Rubenstein v HSBC: What constitutes advice, and foreseeability of loss
UPDATE 25 September 2012: The Court of Appeal has overturned the first instance decision discussed below. The Court of Appeal found that the loss suffered by Mr Rubenstein was reasonably foreseeable; he had expressly stated that he wanted to avoid any risk of loss of capital, but the product sold by HSBC (the AIG bond) was a product on which capital could be lost through market movements. So the loss was of a type that was in the reasonable contemplation of the parties and, contrary to the first instance decision, not too remote.
In short: HSBC were advising Mr Rubenstein; their instruction was that there was to be no risk to the capital invested; it was reasonable foreseeable that there could be capital loss on the AIG bond; so HSBC were in breach of duty and negligent in their advice. More discussion of the Court of Appeal decision in this Taylor Wessing note. And a good summary from Littleton Chambers here.
First instance decision
Mr Rubenstein sold his house in 2005. He wanted to safeguard the sale proceeds whilst he and his wife looked for a new property. Initially, he intended to place the monies into a conventional deposit account. But, following the advice of an HSBC financial adviser, the monies were placed into an AIG “Premier Access Bond”. In correspondence, Mr Rubenstein told the HSBC adviser that “we can’t afford to accept any risk in the investment of the principal sum”. The adviser replied, “we view this investment as the same as cash deposit in one of our accounts”.
A substantial amount of the principal was lost in the collapse of AIG. Mr Rubenstein took proceedings against HSBC on the basis that he had been incorrectly advised, in breach of the Financial Services Authority Conduct of Business Rules. The High Court judgment is here.
“Execution-only”, or advice?
As the judge observed, the “issue, in a nutshell, is whether the transaction was an “execution-only” one, or an advisory one”. HSBC’s contention was that it had simply been executing Mr Rubenstein’s instructions, and so its actions were not governed by the statutory and regulatory regime governing the conduct of investment business. But if HSBC had been advising Mr Rubenstein and that advice has caused the loss, then the bank would have to compensate Mr Rubenstein.
On the facts, the judge found that HSBC had been giving investment advice and, in doing so, formulated a broad test for distinguishing between an advice and an execution-only service:
“The key to the giving of advice is that the information is either accompanied by a comment or value judgment on the relevance of that information to the client’s investment decision, or is itself the product of a process of selection involving a value judgment so that the information will tend to influence the decision of the recipient.
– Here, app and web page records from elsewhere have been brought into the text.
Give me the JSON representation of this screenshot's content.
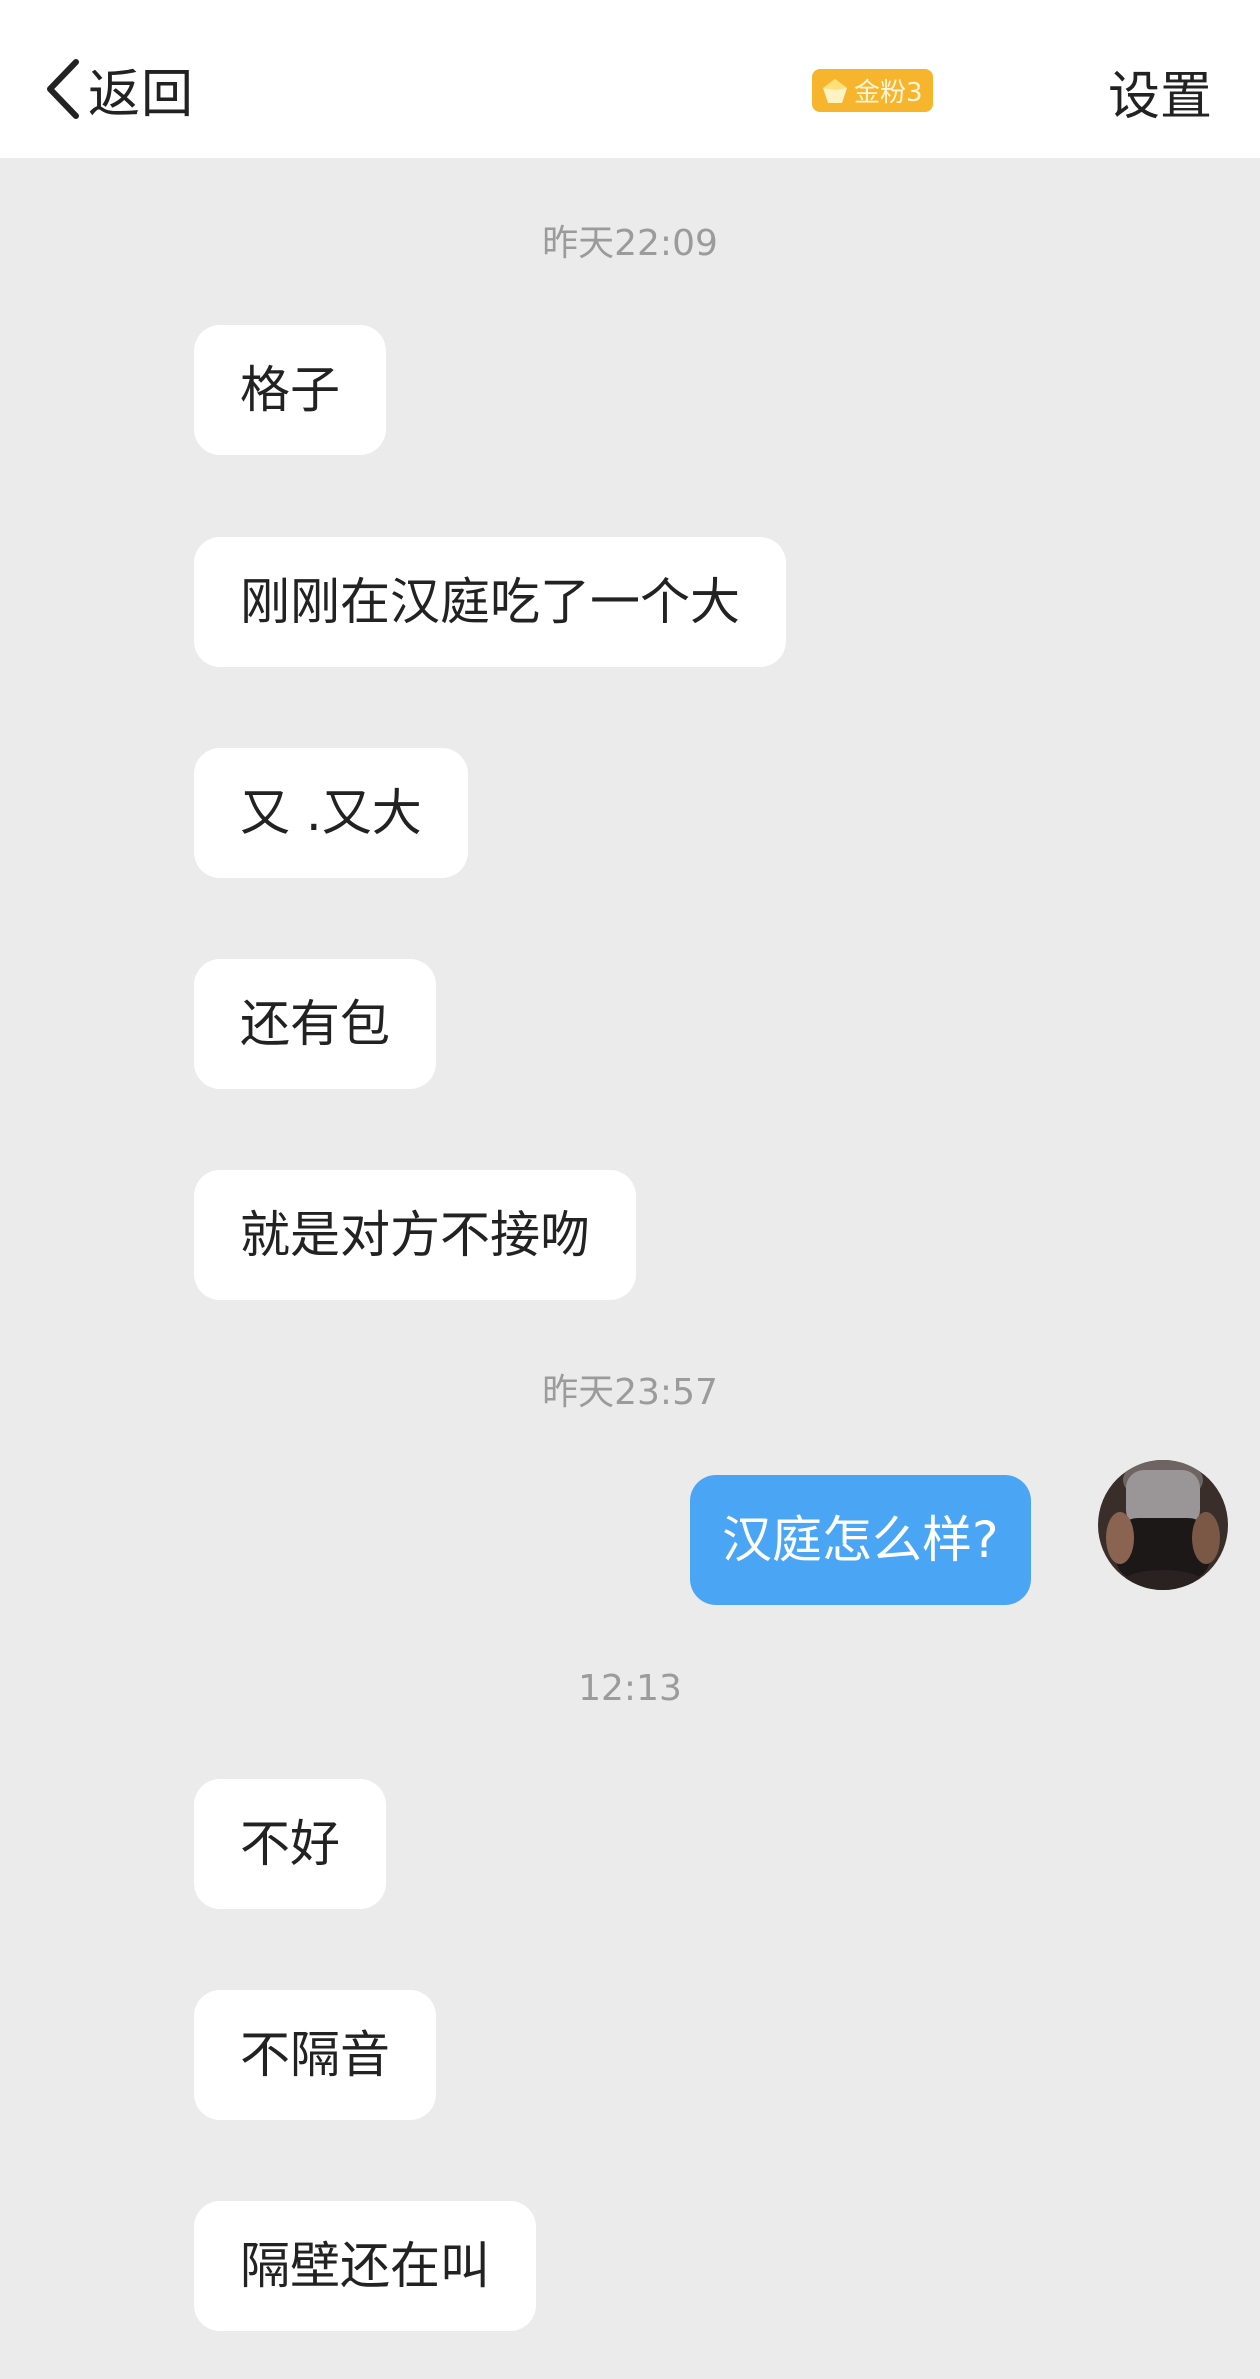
{
  "nav": {
    "back_label": "返回",
    "badge_label": "金粉3",
    "settings_label": "设置",
    "badge_color": "#f7b52e"
  },
  "chat": {
    "timestamps": [
      "昨天22:09",
      "昨天23:57",
      "12:13"
    ],
    "messages": [
      {
        "side": "left",
        "text": "格子"
      },
      {
        "side": "left",
        "text": "刚刚在汉庭吃了一个大"
      },
      {
        "side": "left",
        "text": "又 .又大"
      },
      {
        "side": "left",
        "text": "还有包"
      },
      {
        "side": "left",
        "text": "就是对方不接吻"
      },
      {
        "side": "right",
        "text": "汉庭怎么样?"
      },
      {
        "side": "left",
        "text": "不好"
      },
      {
        "side": "left",
        "text": "不隔音"
      },
      {
        "side": "left",
        "text": "隔壁还在叫"
      }
    ],
    "sent_bubble_color": "#4aa6f5"
  }
}
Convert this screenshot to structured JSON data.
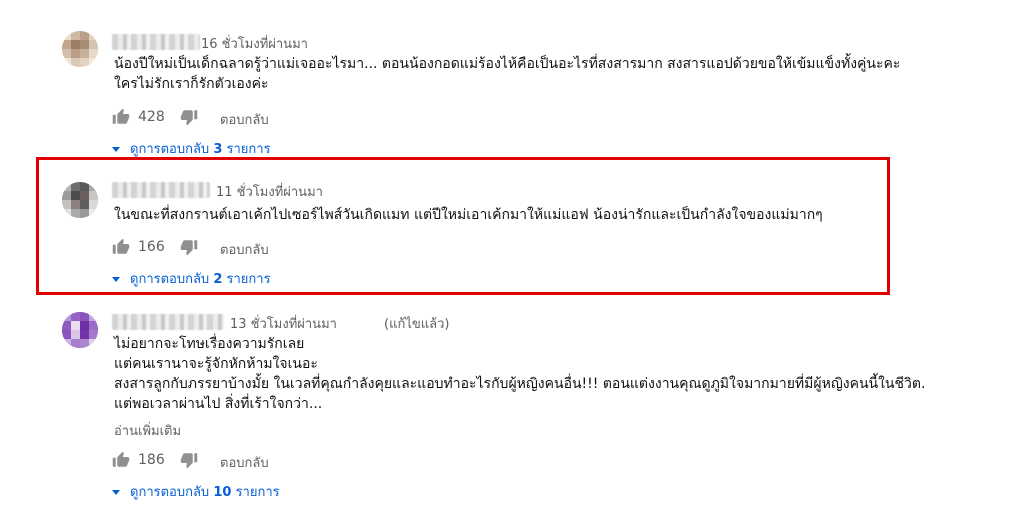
{
  "colors": {
    "link": "#065fd4",
    "meta": "#606060",
    "highlight": "#e00000"
  },
  "comments": [
    {
      "time": "16 ชั่วโมงที่ผ่านมา",
      "edited": "",
      "lines": [
        "น้องปีใหม่เป็นเด็กฉลาดรู้ว่าแม่เจออะไรมา... ตอนน้องกอดแม่ร้องไห้คือเป็นอะไรที่สงสารมาก สงสารแอปด้วยขอให้เข้มแข็งทั้งคู่นะคะ",
        "ใครไม่รักเราก็รักตัวเองค่ะ"
      ],
      "read_more": "",
      "likes": "428",
      "reply_label": "ตอบกลับ",
      "view_replies_prefix": "ดูการตอบกลับ",
      "reply_count": "3",
      "reply_suffix": "รายการ"
    },
    {
      "time": "11 ชั่วโมงที่ผ่านมา",
      "edited": "",
      "lines": [
        "ในขณะที่สงกรานต์เอาเค้กไปเซอร์ไพส์วันเกิดแมท แต่ปีใหม่เอาเค้กมาให้แม่แอฟ น้องน่ารักและเป็นกำลังใจของแม่มากๆ"
      ],
      "read_more": "",
      "likes": "166",
      "reply_label": "ตอบกลับ",
      "view_replies_prefix": "ดูการตอบกลับ",
      "reply_count": "2",
      "reply_suffix": "รายการ"
    },
    {
      "time": "13 ชั่วโมงที่ผ่านมา",
      "edited": "(แก้ไขแล้ว)",
      "lines": [
        "ไม่อยากจะโทษเรื่องความรักเลย",
        "แต่คนเรานาจะรู้จักหักห้ามใจเนอะ",
        "สงสารลูกกับภรรยาบ้างมั้ย ในเวลที่คุณกำลังคุยและแอบทำอะไรกับผู้หญิงคนอื่น!!! ตอนแต่งงานคุณดูภูมิใจมากมายที่มีผู้หญิงคนนี้ในชีวิต.",
        "แต่พอเวลาผ่านไป สิ่งที่เร้าใจกว่า..."
      ],
      "read_more": "อ่านเพิ่มเติม",
      "likes": "186",
      "reply_label": "ตอบกลับ",
      "view_replies_prefix": "ดูการตอบกลับ",
      "reply_count": "10",
      "reply_suffix": "รายการ"
    }
  ]
}
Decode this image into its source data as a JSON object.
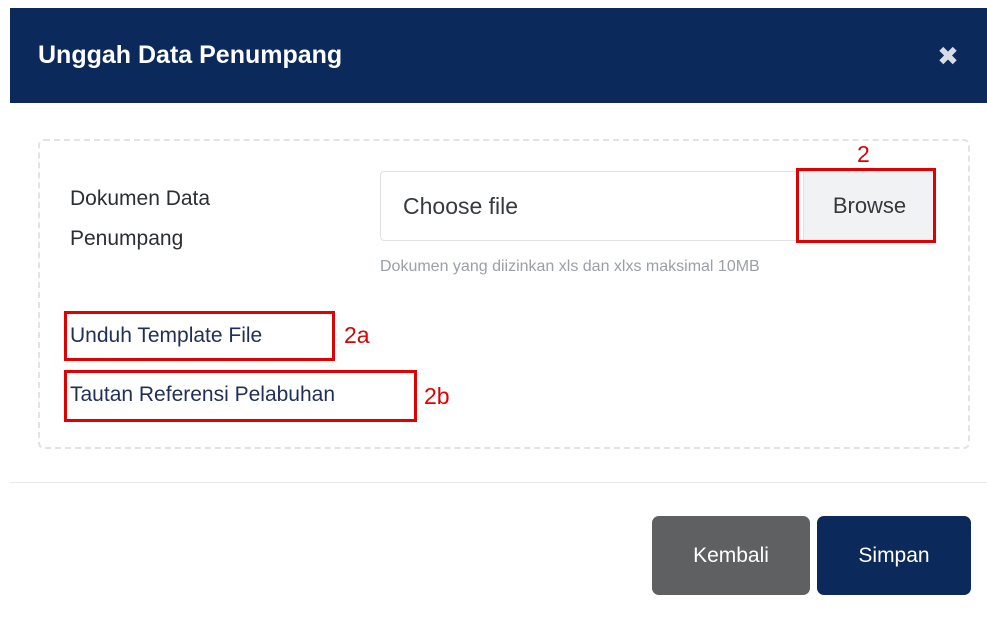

In both these scenarios the information acquires the character of a recommendation.”
The test is an objective one; it is irrelevant whether the adviser or Mr Rubenstein thought he was providing only information or whether Mr Rubenstein thought he was being given advice:
“The question is whether an impartial observer, having due regard to the regulatory regime and guidance, and to what passed between the parties, would conclude that advice had been given. Adopting that approach, I am in no doubt that [HSBC] gave advice to Mr Rubenstein.”
And that advice was found to be negligent, as the AIG bond could not be considered as being the same as a cash deposit with minimal risk to the principal sum.
But was the loss foreseeable?
However, Mr Rubenstein was awarded only nominal damages. The judge held that the negligent advice has not caused the caused. That loss, incurred because of the collapse of AIG, was not reasonably foreseeable. The judge agreed with HSBC’s counsel that:
“…the concept of a run on AIG was “so remote that no financial adviser would have been required to point it out as posing a risk to capital”. In my judgment [counsel] was right. What happened to the [AIG bond] on 15 September 2008 and the days following was wholly outside the contemplation of the bank or any competent financial adviser in September 2005.”
I find that the loss was not caused by any negligence on the part of [HSBC] in making the recommendation. I also find that the loss was not reasonably foreseeable by HSBC and is too remote in law to be recoverable as damages for breach of contract or in tort.”
In effect, the court held that the collapse of a major financial institution was not reasonably foreseeable in 2005. Presumably the court would reach a different conclusion on foreseeability with regard to advice given in 2011.
Friendly Corporate PSL
To subscribe for our free weekly update e-mail, click here.